=== Problem description ===
Each entry must be reproduced precisely as it stands.

** Opening Record set block **

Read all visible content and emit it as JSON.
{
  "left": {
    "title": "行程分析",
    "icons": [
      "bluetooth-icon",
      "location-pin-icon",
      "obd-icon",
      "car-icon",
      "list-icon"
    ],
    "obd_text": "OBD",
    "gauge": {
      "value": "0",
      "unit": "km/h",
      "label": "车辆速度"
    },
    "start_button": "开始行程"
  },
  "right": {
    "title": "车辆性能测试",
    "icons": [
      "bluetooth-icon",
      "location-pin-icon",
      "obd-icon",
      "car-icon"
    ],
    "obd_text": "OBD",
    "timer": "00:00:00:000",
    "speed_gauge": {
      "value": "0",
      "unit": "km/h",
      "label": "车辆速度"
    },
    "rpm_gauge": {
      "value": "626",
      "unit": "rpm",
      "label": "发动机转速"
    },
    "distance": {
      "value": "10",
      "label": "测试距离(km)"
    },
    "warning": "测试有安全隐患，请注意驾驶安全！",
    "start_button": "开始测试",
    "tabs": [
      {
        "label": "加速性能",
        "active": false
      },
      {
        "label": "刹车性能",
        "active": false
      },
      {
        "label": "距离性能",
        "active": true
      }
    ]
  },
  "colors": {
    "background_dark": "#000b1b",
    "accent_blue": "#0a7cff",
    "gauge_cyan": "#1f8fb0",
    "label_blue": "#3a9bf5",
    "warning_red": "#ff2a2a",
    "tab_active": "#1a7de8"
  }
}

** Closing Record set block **

=== Exercise output ===
Read all visible content and emit it as JSON.
{
  "left": {
    "title": "行程分析",
    "icons": [
      "bluetooth-icon",
      "location-pin-icon",
      "obd-icon",
      "car-icon",
      "list-icon"
    ],
    "obd_text": "OBD",
    "gauge": {
      "value": "0",
      "unit": "km/h",
      "label": "车辆速度"
    },
    "start_button": "开始行程"
  },
  "right": {
    "title": "车辆性能测试",
    "icons": [
      "bluetooth-icon",
      "location-pin-icon",
      "obd-icon",
      "car-icon"
    ],
    "obd_text": "OBD",
    "timer": "00:00:00:000",
    "speed_gauge": {
      "value": "0",
      "unit": "km/h",
      "label": "车辆速度"
    },
    "rpm_gauge": {
      "value": "626",
      "unit": "rpm",
      "label": "发动机转速"
    },
    "distance": {
      "value": "10",
      "label": "测试距离(km)"
    },
    "warning": "测试有安全隐患，请注意驾驶安全！",
    "start_button": "开始测试",
    "tabs": [
      {
        "label": "加速性能",
        "active": false
      },
      {
        "label": "刹车性能",
        "active": false
      },
      {
        "label": "距离性能",
        "active": true
      }
    ]
  },
  "colors": {
    "background_dark": "#000b1b",
    "accent_blue": "#0a7cff",
    "gauge_cyan": "#1f8fb0",
    "label_blue": "#3a9bf5",
    "warning_red": "#ff2a2a",
    "tab_active": "#1a7de8"
  }
}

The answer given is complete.